Wise wizards, and eventually savvy sorcerers, make Lightning Bolt part of their toolkit. Together with Fireball and Cone of Cold, they are the player character-portable artillery of the D&D world. It is always about the right tool for the right monster. While Fireball might be the ideal choice for those troublesome trolls, for that fire-breathing red dragon flying into range, a Lightning Bolt, if not Cone of Cold, is a better option.
As far as Lightning Bolt Physics not covered in RAW, I would suggest that DMs consider allowing it, to a point. Part of what makes D&D impressive, especially the dice and pencil offline version as opposed to video game D&D, is the limitless possibilities for problem solving. Where solutions to video game problems are limited by the algorithms of the coders, players in offline D&D can create solutions never envisioned by the game designers or even the DMs.
Completely eliminating the creative application of Lightning Bolt Physics would also eliminate the creativity and problem-solving capabilities of the players. The other side of the coin, however, is that too much Lightning Bolt Physics leads to having the game bogged down with mathematical calculations, Lightning Bolt Math, and debating over what would and would not work with players that are commonly referred to as rules lawyers.

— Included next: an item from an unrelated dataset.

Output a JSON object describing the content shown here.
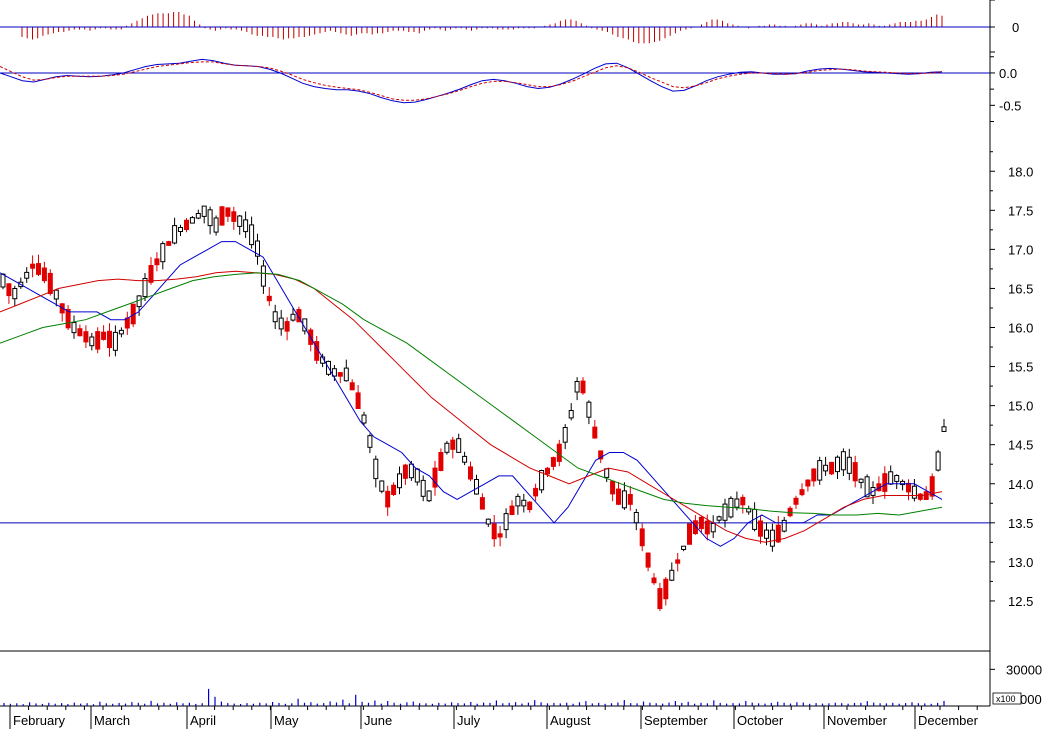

The solution to this is simply balance and trust. The DM needs to maintain a balance between player creativity and the ability of the game to flow in a timely manner. The players need to trust that the DM has good judgement regarding this balance and that he or she actually will be fair and have their best long-term interests at heart. If they cannot give the DM this trust, they should find a new DM.